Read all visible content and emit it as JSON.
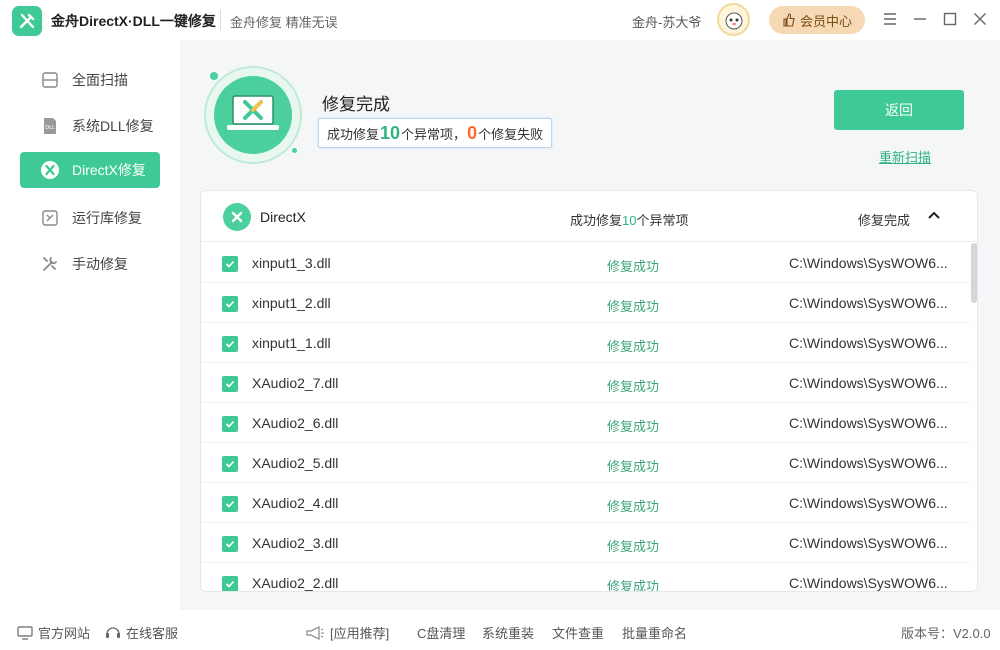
{
  "titlebar": {
    "app_title": "金舟DirectX·DLL一键修复",
    "slogan": "金舟修复 精准无误",
    "user_name": "金舟-苏大爷",
    "vip_label": "会员中心"
  },
  "sidebar": {
    "items": [
      {
        "label": "全面扫描",
        "icon": "scan-icon",
        "active": false
      },
      {
        "label": "系统DLL修复",
        "icon": "dll-icon",
        "active": false
      },
      {
        "label": "DirectX修复",
        "icon": "directx-icon",
        "active": true
      },
      {
        "label": "运行库修复",
        "icon": "runtime-icon",
        "active": false
      },
      {
        "label": "手动修复",
        "icon": "wrench-icon",
        "active": false
      }
    ]
  },
  "status": {
    "title": "修复完成",
    "summary_prefix": "成功修复",
    "success_count": "10",
    "summary_mid": "个异常项，",
    "fail_count": "0",
    "summary_suffix": "个修复失败",
    "back_label": "返回",
    "rescan_label": "重新扫描"
  },
  "panel": {
    "name": "DirectX",
    "stat_prefix": "成功修复",
    "stat_count": "10",
    "stat_suffix": "个异常项",
    "state": "修复完成",
    "rows": [
      {
        "file": "xinput1_3.dll",
        "state": "修复成功",
        "path": "C:\\Windows\\SysWOW6..."
      },
      {
        "file": "xinput1_2.dll",
        "state": "修复成功",
        "path": "C:\\Windows\\SysWOW6..."
      },
      {
        "file": "xinput1_1.dll",
        "state": "修复成功",
        "path": "C:\\Windows\\SysWOW6..."
      },
      {
        "file": "XAudio2_7.dll",
        "state": "修复成功",
        "path": "C:\\Windows\\SysWOW6..."
      },
      {
        "file": "XAudio2_6.dll",
        "state": "修复成功",
        "path": "C:\\Windows\\SysWOW6..."
      },
      {
        "file": "XAudio2_5.dll",
        "state": "修复成功",
        "path": "C:\\Windows\\SysWOW6..."
      },
      {
        "file": "XAudio2_4.dll",
        "state": "修复成功",
        "path": "C:\\Windows\\SysWOW6..."
      },
      {
        "file": "XAudio2_3.dll",
        "state": "修复成功",
        "path": "C:\\Windows\\SysWOW6..."
      },
      {
        "file": "XAudio2_2.dll",
        "state": "修复成功",
        "path": "C:\\Windows\\SysWOW6..."
      }
    ]
  },
  "footer": {
    "website": "官方网站",
    "support": "在线客服",
    "recommend": "[应用推荐]",
    "links": [
      "C盘清理",
      "系统重装",
      "文件查重",
      "批量重命名"
    ],
    "version": "版本号：V2.0.0"
  },
  "colors": {
    "accent": "#3ec996",
    "fail": "#ff6a2a",
    "vip": "#f6d9b4"
  }
}
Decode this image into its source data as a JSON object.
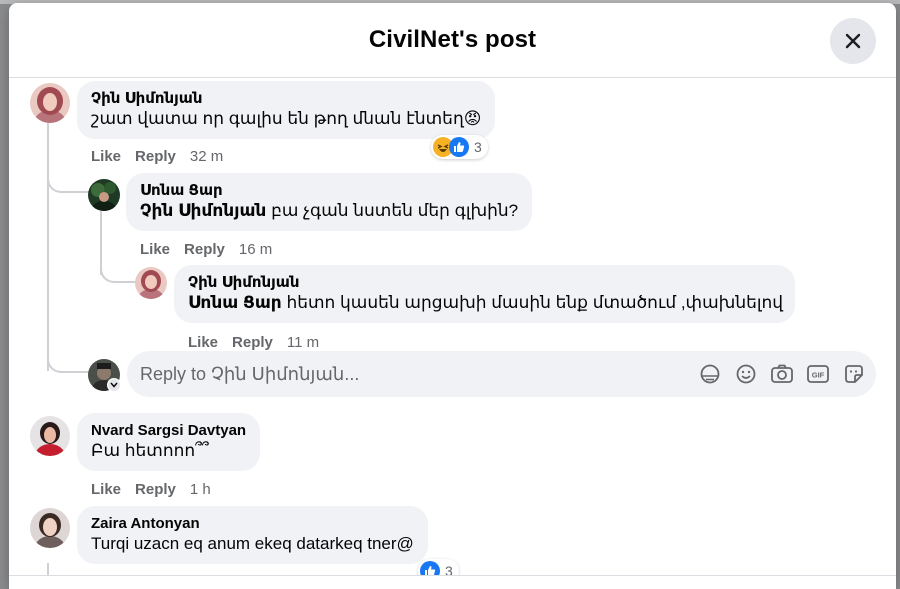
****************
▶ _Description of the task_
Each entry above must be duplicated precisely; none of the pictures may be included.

▶ _Solution to the exercise_
Read all visible content and emit it as JSON.
{
  "titlebar": {
    "app_title": "金舟DirectX·DLL一键修复",
    "slogan": "金舟修复 精准无误",
    "user_name": "金舟-苏大爷",
    "vip_label": "会员中心"
  },
  "sidebar": {
    "items": [
      {
        "label": "全面扫描",
        "icon": "scan-icon",
        "active": false
      },
      {
        "label": "系统DLL修复",
        "icon": "dll-icon",
        "active": false
      },
      {
        "label": "DirectX修复",
        "icon": "directx-icon",
        "active": true
      },
      {
        "label": "运行库修复",
        "icon": "runtime-icon",
        "active": false
      },
      {
        "label": "手动修复",
        "icon": "wrench-icon",
        "active": false
      }
    ]
  },
  "status": {
    "title": "修复完成",
    "summary_prefix": "成功修复",
    "success_count": "10",
    "summary_mid": "个异常项，",
    "fail_count": "0",
    "summary_suffix": "个修复失败",
    "back_label": "返回",
    "rescan_label": "重新扫描"
  },
  "panel": {
    "name": "DirectX",
    "stat_prefix": "成功修复",
    "stat_count": "10",
    "stat_suffix": "个异常项",
    "state": "修复完成",
    "rows": [
      {
        "file": "xinput1_3.dll",
        "state": "修复成功",
        "path": "C:\\Windows\\SysWOW6..."
      },
      {
        "file": "xinput1_2.dll",
        "state": "修复成功",
        "path": "C:\\Windows\\SysWOW6..."
      },
      {
        "file": "xinput1_1.dll",
        "state": "修复成功",
        "path": "C:\\Windows\\SysWOW6..."
      },
      {
        "file": "XAudio2_7.dll",
        "state": "修复成功",
        "path": "C:\\Windows\\SysWOW6..."
      },
      {
        "file": "XAudio2_6.dll",
        "state": "修复成功",
        "path": "C:\\Windows\\SysWOW6..."
      },
      {
        "file": "XAudio2_5.dll",
        "state": "修复成功",
        "path": "C:\\Windows\\SysWOW6..."
      },
      {
        "file": "XAudio2_4.dll",
        "state": "修复成功",
        "path": "C:\\Windows\\SysWOW6..."
      },
      {
        "file": "XAudio2_3.dll",
        "state": "修复成功",
        "path": "C:\\Windows\\SysWOW6..."
      },
      {
        "file": "XAudio2_2.dll",
        "state": "修复成功",
        "path": "C:\\Windows\\SysWOW6..."
      }
    ]
  },
  "footer": {
    "website": "官方网站",
    "support": "在线客服",
    "recommend": "[应用推荐]",
    "links": [
      "C盘清理",
      "系统重装",
      "文件查重",
      "批量重命名"
    ],
    "version": "版本号：V2.0.0"
  },
  "colors": {
    "accent": "#3ec996",
    "fail": "#ff6a2a",
    "vip": "#f6d9b4"
  }
}
Decode this image into its source data as a JSON object.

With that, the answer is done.